The Las Flores Adobe National Historic Landmark, located 14 miles north of the Santa Margarita Ranch House, dates from 1864 when the Forster family gave it to their son as a wedding present. The Las Flores Adobe is an excellent example of California “Monterey style” architecture, and is a registered National Historic Landmark.
In 1882, the property was leased to the family of Jane Magee (known as the “Bean Queen”), who raised lima beans on the surrounding coastal plane. When the Marine Corps purchased the land in 1942, Jane was concerned about losing her home but President Roosevelt promised her that the family could live on the site for as long as the then-current generation survived. Jane’s descendants lived in the Adobe until 1967, at which time the house became vacant.

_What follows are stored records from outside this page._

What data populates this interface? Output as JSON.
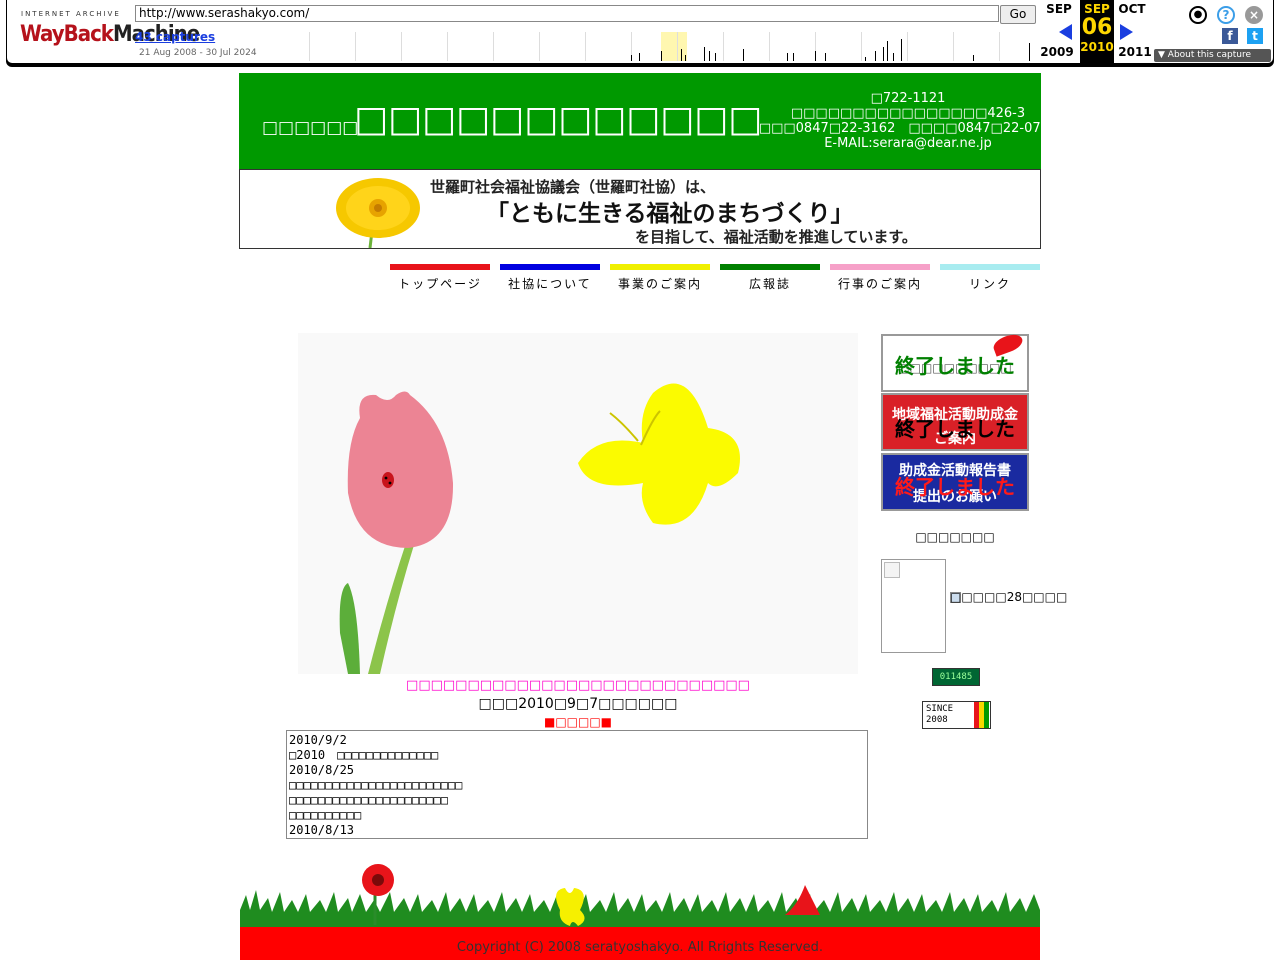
{
  "wayback": {
    "logo_small": "INTERNET ARCHIVE",
    "logo_way": "WayBack",
    "logo_machine": "Machine",
    "url": "http://www.serashakyo.com/",
    "go_label": "Go",
    "captures": "43 captures",
    "range": "21 Aug 2008 - 30 Jul 2024",
    "prev_month": "SEP",
    "prev_year": "2009",
    "cur_month": "SEP",
    "cur_day": "06",
    "cur_year": "2010",
    "next_month": "OCT",
    "next_year": "2011",
    "about": "▼ About this capture",
    "icons": [
      "user-icon",
      "help-icon",
      "close-icon",
      "facebook-icon",
      "twitter-icon"
    ]
  },
  "header": {
    "sub": "□□□□□□",
    "title": "□□□□□□□□□□□□",
    "postal": "□722-1121",
    "address": "□□□□□□□□□□□□□□□□426-3",
    "phone_fax": "□□□0847□22-3162　□□□□0847□22-0752",
    "email": "E-MAIL:serara@dear.ne.jp",
    "bg_color": "#009900"
  },
  "banner": {
    "line1": "世羅町社会福祉協議会（世羅町社協）は、",
    "line2": "「ともに生きる福祉のまちづくり」",
    "line3": "を目指して、福祉活動を推進しています。"
  },
  "nav": [
    {
      "label": "トップページ",
      "color": "#e8141a"
    },
    {
      "label": "社協について",
      "color": "#0000e0"
    },
    {
      "label": "事業のご案内",
      "color": "#f0f000"
    },
    {
      "label": "広報誌",
      "color": "#008000"
    },
    {
      "label": "行事のご案内",
      "color": "#f6a0c8"
    },
    {
      "label": "リンク",
      "color": "#a8ecf0"
    }
  ],
  "news": {
    "pink": "□□□□□□□□□□□□□□□□□□□□□□□□□□□□",
    "updated": "□□□2010□9□7□□□□□□",
    "label": "■□□□□■",
    "text": "2010/9/2\n□2010　□□□□□□□□□□□□□□\n2010/8/25\n□□□□□□□□□□□□□□□□□□□□□□□□\n□□□□□□□□□□□□□□□□□□□□□□\n□□□□□□□□□□\n2010/8/13"
  },
  "right": {
    "btn1_main": "□□□□□□□□□□",
    "btn1_done": "終了しました",
    "btn2_main_1": "地域福祉活動助成金",
    "btn2_main_2": "ご案内",
    "btn2_done": "終了しました",
    "btn3_main_1": "助成金活動報告書",
    "btn3_main_2": "提出のお願い",
    "btn3_done": "終了しました",
    "label": "□□□□□□□",
    "img_text": "□□□□□28□□□□",
    "counter": "011485",
    "since": "SINCE 2008"
  },
  "footer": {
    "copyright": "Copyright (C) 2008 seratyoshakyo. All Rrights Reserved.",
    "bg_color": "#ff0000"
  }
}
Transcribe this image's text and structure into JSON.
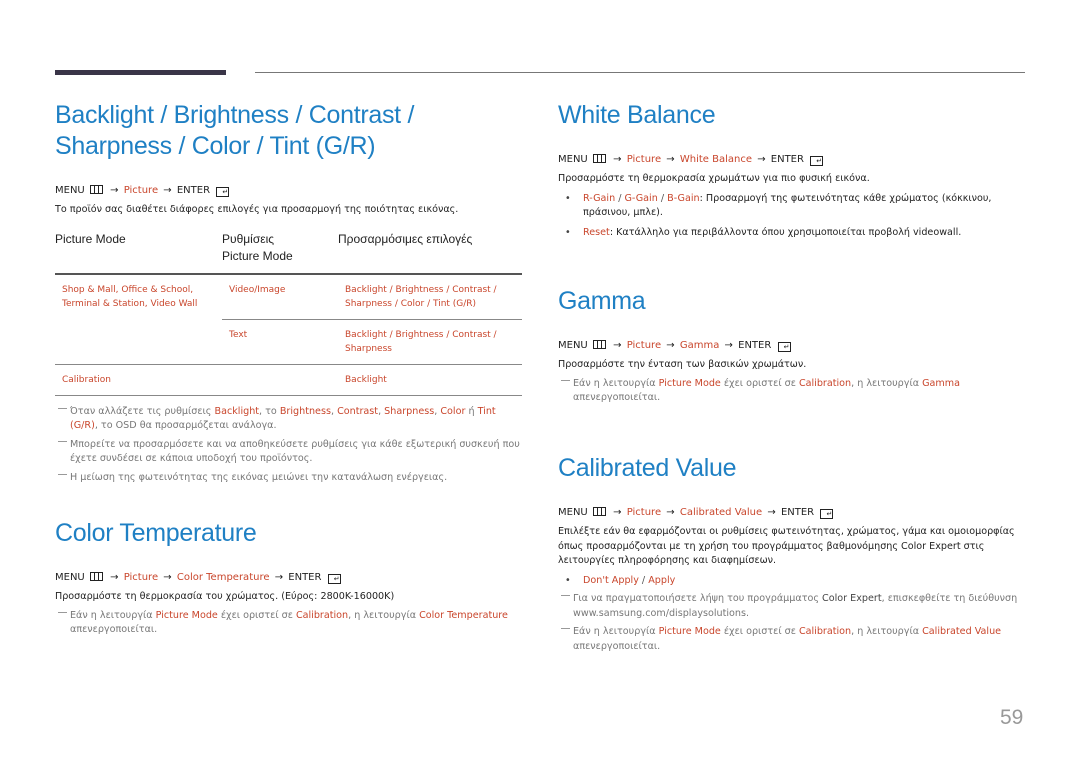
{
  "page_number": "59",
  "menu_labels": {
    "menu": "MENU",
    "enter": "ENTER",
    "arrow": "→"
  },
  "left": {
    "section1": {
      "title_line1": "Backlight / Brightness / Contrast /",
      "title_line2": "Sharpness / Color / Tint (G/R)",
      "path": [
        "Picture"
      ],
      "description": "Το προϊόν σας διαθέτει διάφορες επιλογές για προσαρμογή της ποιότητας εικόνας.",
      "table": {
        "headers": [
          "Picture Mode",
          "Ρυθμίσεις",
          "Picture Mode",
          "Προσαρμόσιμες επιλογές"
        ],
        "rows": [
          {
            "mode": "Shop & Mall, Office & School,",
            "mode2": "Terminal & Station, Video Wall",
            "setting": "Video/Image",
            "options1": "Backlight /  Brightness / Contrast /",
            "options2": "Sharpness / Color / Tint (G/R)"
          },
          {
            "mode": "",
            "mode2": "",
            "setting": "Text",
            "options1": "Backlight / Brightness / Contrast /",
            "options2": "Sharpness"
          },
          {
            "mode": "Calibration",
            "mode2": "",
            "setting": "",
            "options1": "Backlight",
            "options2": ""
          }
        ]
      },
      "notes": [
        {
          "p1": "Όταν αλλάζετε τις ρυθμίσεις ",
          "h1": "Backlight",
          "p2": ", το ",
          "h2": "Brightness",
          "p3": ", ",
          "h3": "Contrast",
          "p4": ", ",
          "h4": "Sharpness",
          "p5": ", ",
          "h5": "Color",
          "p6": " ή ",
          "h6": "Tint (G/R)",
          "p7": ", το OSD θα προσαρμόζεται ανάλογα."
        },
        {
          "text": "Μπορείτε να προσαρμόσετε και να αποθηκεύσετε ρυθμίσεις για κάθε εξωτερική συσκευή που έχετε συνδέσει σε κάποια υποδοχή του προϊόντος."
        },
        {
          "text": "Η μείωση της φωτεινότητας της εικόνας μειώνει την κατανάλωση ενέργειας."
        }
      ]
    },
    "section2": {
      "title": "Color Temperature",
      "path": [
        "Picture",
        "Color Temperature"
      ],
      "description": "Προσαρμόστε τη θερμοκρασία του χρώματος. (Εύρος: 2800K-16000K)",
      "note": {
        "p1": "Εάν η λειτουργία ",
        "h1": "Picture Mode",
        "p2": " έχει οριστεί σε ",
        "h2": "Calibration",
        "p3": ", η λειτουργία ",
        "h3": "Color Temperature",
        "p4": " απενεργοποιείται."
      }
    }
  },
  "right": {
    "white_balance": {
      "title": "White Balance",
      "path": [
        "Picture",
        "White Balance"
      ],
      "description": "Προσαρμόστε τη θερμοκρασία χρωμάτων για πιο φυσική εικόνα.",
      "bullets": [
        {
          "h1": "R-Gain",
          "s1": " / ",
          "h2": "G-Gain",
          "s2": " / ",
          "h3": "B-Gain",
          "text": ": Προσαρμογή της φωτεινότητας κάθε χρώματος (κόκκινου, πράσινου, μπλε)."
        },
        {
          "h1": "Reset",
          "text": ": Κατάλληλο για περιβάλλοντα όπου χρησιμοποιείται προβολή videowall."
        }
      ]
    },
    "gamma": {
      "title": "Gamma",
      "path": [
        "Picture",
        "Gamma"
      ],
      "description": "Προσαρμόστε την ένταση των βασικών χρωμάτων.",
      "note": {
        "p1": "Εάν η λειτουργία ",
        "h1": "Picture Mode",
        "p2": " έχει οριστεί σε ",
        "h2": "Calibration",
        "p3": ", η λειτουργία ",
        "h3": "Gamma",
        "p4": " απενεργοποιείται."
      }
    },
    "calibrated_value": {
      "title": "Calibrated Value",
      "path": [
        "Picture",
        "Calibrated Value"
      ],
      "description_p1": "Επιλέξτε εάν θα εφαρμόζονται οι ρυθμίσεις φωτεινότητας, χρώματος, γάμα και ομοιομορφίας όπως προσαρμόζονται με τη χρήση του προγράμματος βαθμονόμησης ",
      "description_b": "Color Expert",
      "description_p2": " στις λειτουργίες πληροφόρησης και διαφημίσεων.",
      "bullet": {
        "h1": "Don't Apply",
        "s1": " / ",
        "h2": "Apply"
      },
      "note1": {
        "p1": "Για να πραγματοποιήσετε λήψη του προγράμματος ",
        "b": "Color Expert",
        "p2": ", επισκεφθείτε τη διεύθυνση www.samsung.com/displaysolutions."
      },
      "note2": {
        "p1": "Εάν η λειτουργία ",
        "h1": "Picture Mode",
        "p2": " έχει οριστεί σε ",
        "h2": "Calibration",
        "p3": ", η λειτουργία ",
        "h3": "Calibrated Value",
        "p4": " απενεργοποιείται."
      }
    }
  },
  "colors": {
    "heading": "#1f80c4",
    "highlight": "#c9462c",
    "note": "#777777"
  }
}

As with any vacant structure, time began to take its toll and the Adobe suffered significant deterioration. The Marine Corps, recognizing the deterioration of this historic structure, began an extensive restoration of the Las Flores Adobe in 2001, in conjunction with the National Park Service and the School of Engineering at the University of Vermont.
In 2008, the Camp Pendleton Historical Society (CPHS) adopted this restoration effort as a major fund raising project, and was pleased to gift a total of $28,000 to the Marine Corps for use in the Las Flores Adobe restoration in 2010 and 2011. The monetary gift included a $3,000 grant from San Diego County’s Community Enhancement Program and a $600 grant from the Camp Pendleton Officers’ Wives’ Club; both grants secured by applications from CPHS.
Furthermore, with an additional $3,000 grant from the same San Diego County program, CPHS contracted with a local company for the fabrication and installation of mounting frames for historic information panels now on display at the Las Flores Adobe National Historic Landmark site.